Akrotiri Marsh in Cyprus: ecological importance and the art of basketry craft

Akrotiri Marsh (also known as Fassouri marsh/reedbed) is part of the unique Akrotiri wetland complex on the Akrotiri Peninsula in Limassol district. The marsh is a Ramsar Site, an Important Bird Area (IBA), and a Special Protection Area (SPA). It covers an area of around 150 hectares and draws from the Akrotiri aquifer, thus remaining green throughout summer.

The area is important for rare bird species, amphibians, invertebrates and plants. The connection between the marsh and humans dates back centuries as the area supplied the raw materials for the traditional activity of basketry and grazing for the animals of the residents of Akrotiri village.


                   Flamingos in Akrotiri Marsh. Photo credit: A. Stoecker


Basketry: a traditional art in Akrotiri

The abundant production of self-sown reeds along the Akrotiri Marsh resulted in the systematic engagement, professionally, of the local population with basketry, which is one of the oldest fields of handcrafting by local population. It is an ancient art, which the local people have inherited from their ancestors.

The raw material used for the making of baskets mainly included plants found in wetlands, and the constant need for this raw material has contributed to the conservation of the wetlands of Akrotiri to this day by local population. In fact, ten different kinds of plants have been used for the making of the baskets.

The basket was once a basic type of knitting art in many parts of the village, and was once used in cheese making and for olive pressing. They were also used to transport fruits or vegetables from the field, in fishing as well as in many other daily human activities.


Baskets woven by plants found in wetlands. Photo credit: S. G Millinery

Beautiful baskets used for daily activities. Photo credit: S. G Millinery









The multisecular perpetuation of this activity is not due to chance. Besides, love, passion and the particular technique of the villagers has made some of them stand out, leaving their personal stamp on what they were creating. Unfortunately, today, this art, and the traditional way of life of residents, is endangered due to dwindling trade and the introduction of plastic in the contemporary era with all its harmful components. This traditional craft is at risk of disappearing because few villagers still practice this profession because it is no longer profitable.

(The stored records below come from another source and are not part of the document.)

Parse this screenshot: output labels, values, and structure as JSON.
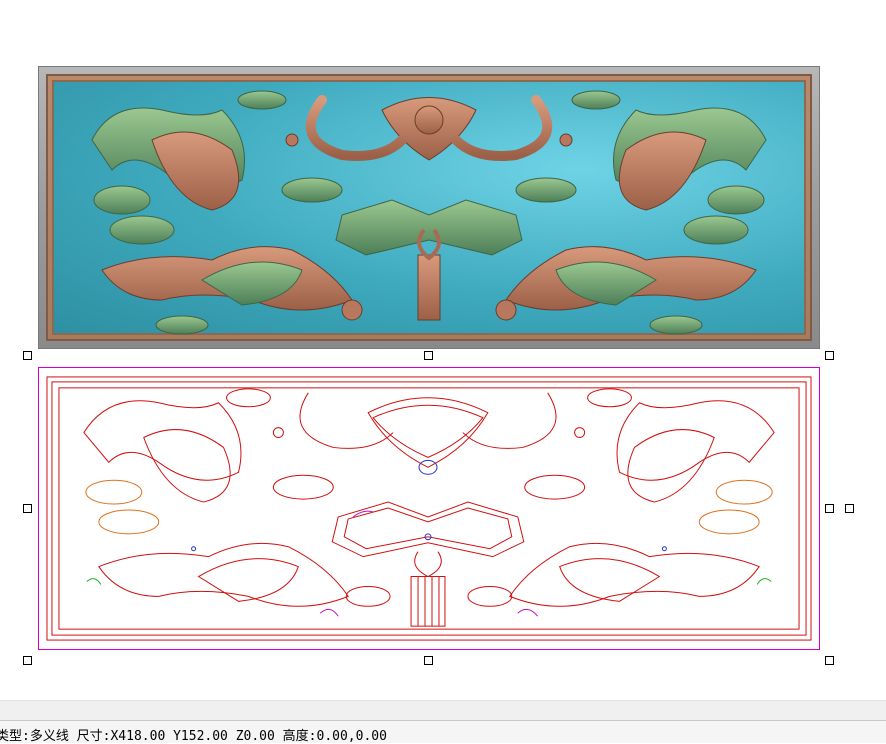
{
  "status": {
    "text": "类型:多义线 尺寸:X418.00 Y152.00 Z0.00 高度:0.00,0.00"
  },
  "colors": {
    "relief_bg": "#3ea9bd",
    "relief_motif": "#c07f63",
    "relief_leaf": "#5e9c6c",
    "vector_stroke": "#d01010",
    "selection_box": "#d000d0",
    "accent_orange": "#e07020",
    "accent_green": "#20b020",
    "accent_blue": "#3030d0"
  },
  "icons": {
    "relief": "carved-bat-relief-preview",
    "vector": "polyline-vector-drawing",
    "handles": "selection-handle"
  }
}
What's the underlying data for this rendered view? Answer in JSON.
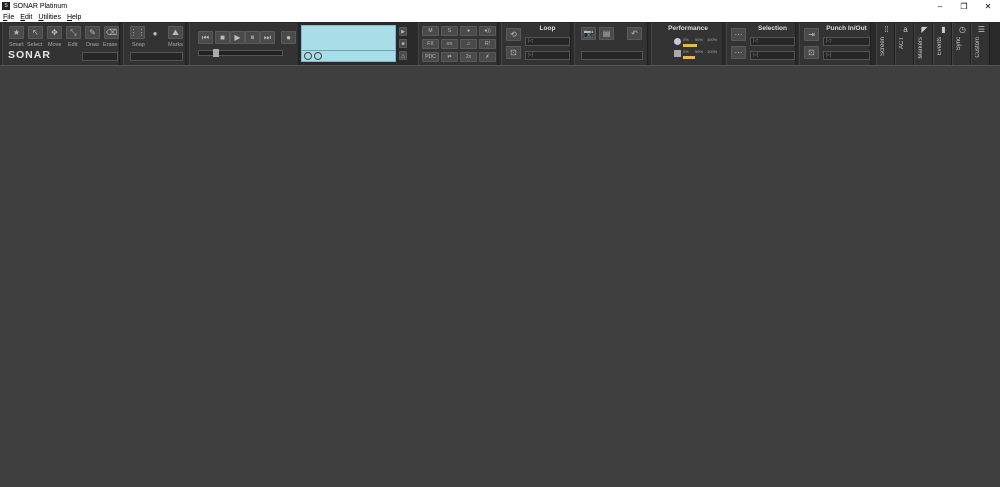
{
  "window": {
    "title": "SONAR Platinum",
    "app_icon": "sonar-app-icon",
    "minimize_glyph": "–",
    "restore_glyph": "❐",
    "close_glyph": "✕"
  },
  "menu": {
    "items": [
      {
        "label": "File",
        "underline": "F",
        "rest": "ile"
      },
      {
        "label": "Edit",
        "underline": "E",
        "rest": "dit"
      },
      {
        "label": "Utilities",
        "underline": "U",
        "rest": "tilities"
      },
      {
        "label": "Help",
        "underline": "H",
        "rest": "elp"
      }
    ]
  },
  "tools": {
    "items": [
      "Smart",
      "Select",
      "Move",
      "Edit",
      "Draw",
      "Erase"
    ],
    "logo": "SONAR"
  },
  "snap": {
    "snap_label": "Snap",
    "marks_label": "Marks"
  },
  "loop": {
    "title": "Loop"
  },
  "performance": {
    "title": "Performance",
    "row1": [
      "0%",
      "50%",
      "100%"
    ],
    "row2": [
      "0%",
      "50%",
      "100%"
    ]
  },
  "selection": {
    "title": "Selection"
  },
  "punch": {
    "title": "Punch In/Out"
  },
  "mix": {
    "row1": [
      "M",
      "S",
      "●",
      "●))"
    ],
    "row2": [
      "FX",
      "≡≡",
      "♫",
      "R!"
    ],
    "row3": [
      "PDC",
      "⇄",
      "2x",
      "✗"
    ]
  },
  "vtabs": [
    "Screen",
    "ACT",
    "Markers",
    "Events",
    "Sync",
    "Custom"
  ],
  "colors": {
    "lcd": "#a9dde8",
    "meter": "#e8b64a",
    "toolbar": "#2a2a2a",
    "workspace": "#3f3f3f"
  }
}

The women of Akrotiri have been basket makers through the years. Photo credit: S. G Millinery

Workshop of a basketmaker. Photo credit: S. G Millinery
















Efforts to preserve the ecological and cultural importance of the marsh

The Akrotiri Environmental Education Center has long contributed to the preservation of this activity by promoting the conservation of marsh plants, running basketry courses and organizing visits of groups to basketmakers, where people can both admire and buy baskets. In addition, cultural trails have been created – while walking along these trails; strollers are given the opportunity to walk past all the houses whose inhabitants continue to make baskets.



                              Basketmakers. Photo credit: S. G Millinery


This important wetland has been suffering from a lack of management during the past few decades, but important restoration works have been carried out lately by the Darwin-funded project “Akrotiri Marsh Restoration: a flagship wetland in the Cyprus SBAs”. The project included conservation and management actions in combination with public awareness raising efforts intended to preserve the habitat and the salt lake, as well as to enhance the activities of the residents from surrounding communities such as the promotion of basketry, which secures the natural balance in the area. The project was implemented by BirdLife Cyprus, the Akrotiri Environmental Education Centre, and the RSPB (BirdLife in the UK).


Collection of the products used to weave the baskets. Photo credit: Birdlife Cyprus



More information

To know more about Akrotiri Marsh and the project please go to the project’s website on www.akrotirimarsh.org.

See the state of Akrotiri Marsh after the restoration works